As Washington’s second term as president was coming to an end, candidates began vying for his office. Their supporters started to band together and give themselves names. Supporters of John Adams called themselves Federalists while supporters of Thomas Jefferson called themselves Democratic-Republicans.
It was the birth of the party system in American politics and Washington saw trouble, so much so that he issued a warning in his farewell address when he left office.
“The alternate domination of one faction over another, sharpened by the spirit of revenge, natural to party dissension, which in different ages and countries has perpetrated the most horrid enormities, is itself a frightful despotism,” warned Washington. “… It serves always to distract the public councils and enfeeble the public administration. It agitates the community with ill-founded jealousies and false alarms, kindles the animosity of one part against another, foments occasionally riot and insurrection. It opens the door to foreign influence and corruption, which finds a facilitated access to the government itself through the channels of party passions.”
Washington wrote this in 1796, but he described our current political conditions in 2017 perfectly.
Washington added, “Without looking forward to an extremity of this kind the common and continual mischiefs of the spirit of party are sufficient to make it the interest and duty of a wise people to discourage and restrain it.”
Yes Washington warned us, but we haven’t listened.
In every election cycle since Washington, things have grown a little more partisan.
Now we face a crisis in this country. No longer does the leadership in our nation’s capital think of we the people. Instead, they think of Democrat versus Republican.
If Democrats propose legislation, good or bad, the Republicans feel they must oppose it. Likewise, if the Republicans propose legislation, good or bad, the Democrats feel they must oppose it.
Party “whips” move through the aisles and along the hallways making sure that legislators vote the party lines instead of what we who elected them desire. Republican and Democrat national committees control hundreds of millions, if not billions, of dollars to reward those who toe the party line or to punish those who don’t.

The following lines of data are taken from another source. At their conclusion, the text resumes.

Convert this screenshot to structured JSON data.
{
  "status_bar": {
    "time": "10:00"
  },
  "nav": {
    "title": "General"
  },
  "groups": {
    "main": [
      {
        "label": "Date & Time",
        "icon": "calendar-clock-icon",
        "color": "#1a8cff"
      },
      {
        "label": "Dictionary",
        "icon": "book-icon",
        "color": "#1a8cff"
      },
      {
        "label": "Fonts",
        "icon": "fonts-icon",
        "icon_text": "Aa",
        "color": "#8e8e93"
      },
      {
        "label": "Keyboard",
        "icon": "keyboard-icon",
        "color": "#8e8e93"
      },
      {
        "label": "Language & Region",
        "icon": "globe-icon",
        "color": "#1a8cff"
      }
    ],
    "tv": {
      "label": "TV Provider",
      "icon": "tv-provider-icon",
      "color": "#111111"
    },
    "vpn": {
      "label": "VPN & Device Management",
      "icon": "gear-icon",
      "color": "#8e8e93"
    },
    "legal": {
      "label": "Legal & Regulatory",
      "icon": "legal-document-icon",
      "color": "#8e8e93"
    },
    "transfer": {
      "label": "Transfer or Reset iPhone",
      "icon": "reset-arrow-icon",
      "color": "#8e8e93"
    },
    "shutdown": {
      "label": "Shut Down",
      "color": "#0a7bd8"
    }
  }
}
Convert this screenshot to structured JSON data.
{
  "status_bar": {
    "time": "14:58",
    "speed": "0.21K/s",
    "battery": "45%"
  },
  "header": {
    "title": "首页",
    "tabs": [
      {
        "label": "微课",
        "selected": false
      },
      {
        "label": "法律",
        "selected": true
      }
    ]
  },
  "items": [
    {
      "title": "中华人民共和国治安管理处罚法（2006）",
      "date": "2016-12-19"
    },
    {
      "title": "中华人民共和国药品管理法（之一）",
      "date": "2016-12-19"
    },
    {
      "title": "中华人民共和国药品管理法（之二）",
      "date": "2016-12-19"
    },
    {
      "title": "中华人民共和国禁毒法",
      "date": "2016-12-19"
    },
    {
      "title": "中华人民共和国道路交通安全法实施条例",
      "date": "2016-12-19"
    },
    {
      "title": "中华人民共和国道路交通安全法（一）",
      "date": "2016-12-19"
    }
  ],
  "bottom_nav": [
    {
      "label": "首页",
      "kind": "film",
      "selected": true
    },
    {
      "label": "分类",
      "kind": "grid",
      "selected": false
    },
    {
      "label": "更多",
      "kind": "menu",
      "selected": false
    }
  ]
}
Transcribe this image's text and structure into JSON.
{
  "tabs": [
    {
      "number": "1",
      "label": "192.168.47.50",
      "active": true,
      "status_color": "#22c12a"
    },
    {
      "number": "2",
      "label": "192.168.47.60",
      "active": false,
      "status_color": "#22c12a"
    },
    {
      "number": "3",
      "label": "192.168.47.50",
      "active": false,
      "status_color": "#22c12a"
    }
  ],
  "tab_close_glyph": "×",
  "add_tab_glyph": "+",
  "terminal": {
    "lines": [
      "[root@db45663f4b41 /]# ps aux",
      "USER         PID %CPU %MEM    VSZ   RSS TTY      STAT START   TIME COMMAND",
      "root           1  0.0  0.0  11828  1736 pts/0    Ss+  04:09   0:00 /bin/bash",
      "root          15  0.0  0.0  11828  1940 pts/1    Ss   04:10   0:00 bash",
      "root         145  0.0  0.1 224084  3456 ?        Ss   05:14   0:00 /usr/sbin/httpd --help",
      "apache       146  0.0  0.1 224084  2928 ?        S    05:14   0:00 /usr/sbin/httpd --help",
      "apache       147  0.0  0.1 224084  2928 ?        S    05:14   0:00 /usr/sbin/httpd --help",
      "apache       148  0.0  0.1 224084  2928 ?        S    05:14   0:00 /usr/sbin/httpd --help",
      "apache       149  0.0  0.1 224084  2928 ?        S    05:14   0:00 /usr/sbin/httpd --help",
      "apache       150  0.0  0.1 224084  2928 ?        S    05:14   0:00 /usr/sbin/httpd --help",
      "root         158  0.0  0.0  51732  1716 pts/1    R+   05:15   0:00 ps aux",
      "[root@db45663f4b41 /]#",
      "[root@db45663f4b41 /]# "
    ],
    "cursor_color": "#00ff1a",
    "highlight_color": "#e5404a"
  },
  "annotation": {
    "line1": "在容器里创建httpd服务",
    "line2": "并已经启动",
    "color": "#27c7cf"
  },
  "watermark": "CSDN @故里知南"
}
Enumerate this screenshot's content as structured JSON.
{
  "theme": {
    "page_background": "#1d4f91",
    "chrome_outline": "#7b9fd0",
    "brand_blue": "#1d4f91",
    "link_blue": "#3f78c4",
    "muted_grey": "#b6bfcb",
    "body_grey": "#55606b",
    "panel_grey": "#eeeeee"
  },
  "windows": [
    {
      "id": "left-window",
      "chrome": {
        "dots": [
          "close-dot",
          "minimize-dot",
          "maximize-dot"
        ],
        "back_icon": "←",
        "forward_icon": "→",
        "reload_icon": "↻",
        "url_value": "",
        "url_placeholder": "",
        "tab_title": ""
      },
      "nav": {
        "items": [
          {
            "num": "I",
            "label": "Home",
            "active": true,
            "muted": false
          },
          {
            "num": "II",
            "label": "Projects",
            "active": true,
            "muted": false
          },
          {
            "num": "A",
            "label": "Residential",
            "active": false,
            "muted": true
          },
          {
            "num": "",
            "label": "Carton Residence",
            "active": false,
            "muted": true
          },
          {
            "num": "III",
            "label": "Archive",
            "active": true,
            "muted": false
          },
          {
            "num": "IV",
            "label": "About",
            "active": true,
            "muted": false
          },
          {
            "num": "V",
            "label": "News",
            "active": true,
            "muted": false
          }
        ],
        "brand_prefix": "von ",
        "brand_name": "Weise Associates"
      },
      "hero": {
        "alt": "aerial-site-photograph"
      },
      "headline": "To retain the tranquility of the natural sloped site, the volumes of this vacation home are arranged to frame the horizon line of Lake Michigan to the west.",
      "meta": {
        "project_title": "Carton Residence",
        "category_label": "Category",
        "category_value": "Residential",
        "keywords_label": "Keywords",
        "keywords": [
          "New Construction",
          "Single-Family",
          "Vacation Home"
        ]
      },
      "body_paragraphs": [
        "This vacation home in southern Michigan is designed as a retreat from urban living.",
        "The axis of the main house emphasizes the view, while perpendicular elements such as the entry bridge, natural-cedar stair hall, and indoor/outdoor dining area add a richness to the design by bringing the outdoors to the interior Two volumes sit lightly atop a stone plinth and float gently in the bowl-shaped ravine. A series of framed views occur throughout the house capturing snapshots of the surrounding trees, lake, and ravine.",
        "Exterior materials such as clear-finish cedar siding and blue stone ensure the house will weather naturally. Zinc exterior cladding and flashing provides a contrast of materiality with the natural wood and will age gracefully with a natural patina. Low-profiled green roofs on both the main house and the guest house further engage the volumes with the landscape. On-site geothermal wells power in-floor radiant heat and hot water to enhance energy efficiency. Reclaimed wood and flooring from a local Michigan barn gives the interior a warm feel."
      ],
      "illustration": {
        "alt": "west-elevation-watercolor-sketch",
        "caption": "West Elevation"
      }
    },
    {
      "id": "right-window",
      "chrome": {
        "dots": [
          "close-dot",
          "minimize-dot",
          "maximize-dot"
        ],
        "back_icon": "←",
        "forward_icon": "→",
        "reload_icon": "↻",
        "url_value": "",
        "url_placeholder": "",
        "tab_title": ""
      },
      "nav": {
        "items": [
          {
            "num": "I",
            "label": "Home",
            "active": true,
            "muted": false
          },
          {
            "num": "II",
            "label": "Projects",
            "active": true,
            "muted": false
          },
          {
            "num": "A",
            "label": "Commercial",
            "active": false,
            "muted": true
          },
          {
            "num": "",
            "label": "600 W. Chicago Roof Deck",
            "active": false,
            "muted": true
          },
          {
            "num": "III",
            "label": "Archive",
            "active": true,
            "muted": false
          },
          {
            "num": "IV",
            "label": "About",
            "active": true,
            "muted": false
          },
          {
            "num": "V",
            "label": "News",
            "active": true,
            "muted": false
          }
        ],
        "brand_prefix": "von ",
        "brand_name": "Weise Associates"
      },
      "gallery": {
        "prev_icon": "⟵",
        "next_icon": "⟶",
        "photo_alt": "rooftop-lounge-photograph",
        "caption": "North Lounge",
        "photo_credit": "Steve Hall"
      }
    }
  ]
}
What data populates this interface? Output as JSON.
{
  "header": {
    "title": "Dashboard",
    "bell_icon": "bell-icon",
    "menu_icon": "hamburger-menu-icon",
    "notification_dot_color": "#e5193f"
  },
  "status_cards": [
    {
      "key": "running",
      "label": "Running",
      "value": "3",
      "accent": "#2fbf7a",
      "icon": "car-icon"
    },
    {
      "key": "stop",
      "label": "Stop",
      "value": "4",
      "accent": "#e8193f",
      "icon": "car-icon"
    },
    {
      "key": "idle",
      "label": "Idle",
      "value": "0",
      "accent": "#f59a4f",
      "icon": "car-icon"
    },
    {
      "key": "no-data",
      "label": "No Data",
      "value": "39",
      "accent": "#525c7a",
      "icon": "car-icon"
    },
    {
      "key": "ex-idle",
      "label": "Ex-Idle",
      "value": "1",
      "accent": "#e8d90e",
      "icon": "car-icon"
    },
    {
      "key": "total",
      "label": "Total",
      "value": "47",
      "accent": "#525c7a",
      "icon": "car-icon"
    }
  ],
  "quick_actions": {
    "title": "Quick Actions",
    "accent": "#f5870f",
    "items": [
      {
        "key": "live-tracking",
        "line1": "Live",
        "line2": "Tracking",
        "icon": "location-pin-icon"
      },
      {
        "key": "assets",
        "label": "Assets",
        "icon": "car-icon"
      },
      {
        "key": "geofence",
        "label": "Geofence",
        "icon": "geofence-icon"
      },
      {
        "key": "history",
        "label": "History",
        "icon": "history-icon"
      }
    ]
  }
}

Gone is the time when, as former Tennessee Sen. Howard Baker said, you listened to what the other person had to say because, for all you know, they may be right.
Now instead of working together for the greater good, the two parties spend a ridiculous amount of time in hearings on Capitol Hill trying to damage each other’s reputation and dig up dirt for the next election.
In the middle of it all, it is we the people who suffer.
However, I believe that with the wisdom of George Washington and the framers of the Constitution, along with some common sense ideas, we could get our country back on course.
First, all who run for public office should run unaffiliated. No Democrat, no Republican, no Libertarian, just their name. Eliminate the political parties so that, as Washington wanted it, you would vote for the person and they would represent us, not toe some party line.
Second, we keep the Electoral College but change it to where each state has the same number of votes. This is how many of the framers of our Constitution wanted it, but the larger states objected. The resulting compromise of what we have today was reached instead, with states awarded votes based on the number of congressmen and senators.
I believe by giving the states an equal number of electoral votes, say 10, then all states would have an equal say in the election. No more “flyover” states and no more “battleground” states. The states of Montana and Rhode Island would be equal to Texas and California. Plus, it would have the additional effect of making all voters equal as each person would be deciding on how 10 electoral votes would be distributed regardless of what state they were voting in.
Third, all states would have their primaries on the same day. The top five candidates getting the most electoral votes nationally would then advance to the main election.
OK, I admit that this third idea is mostly mine. But I think many of you would agree that our primaries go on for far too long, burning out any enthusiasm most people would have for our electoral process.
Fourth, no president — vice president tickets. The candidate with the most electoral votes in the main election is president with the runner-up being the vice president.
This is how our presidential elections used to be. John Adams was George Washington’s vice president not because Washington picked him, but because he finished second in the voting to Washington.
Having the runner-up in the vice president’s role puts an alternative voice in the executive branch of the government. Instead of someone in lockstep with the president — same political party, same political beliefs — you have someone who will question the president and offer a different viewpoint representing different political beliefs.
To sum up, we need to heed Washington’s warning and get back to the roots of our political system before we lose our democracy and our freedoms.
Ned Jilton II is page designer and photographer for the Times-News as well as the writer of the “Marching with the 19th” Civil War series. You can contact him at firstname.lastname@example.org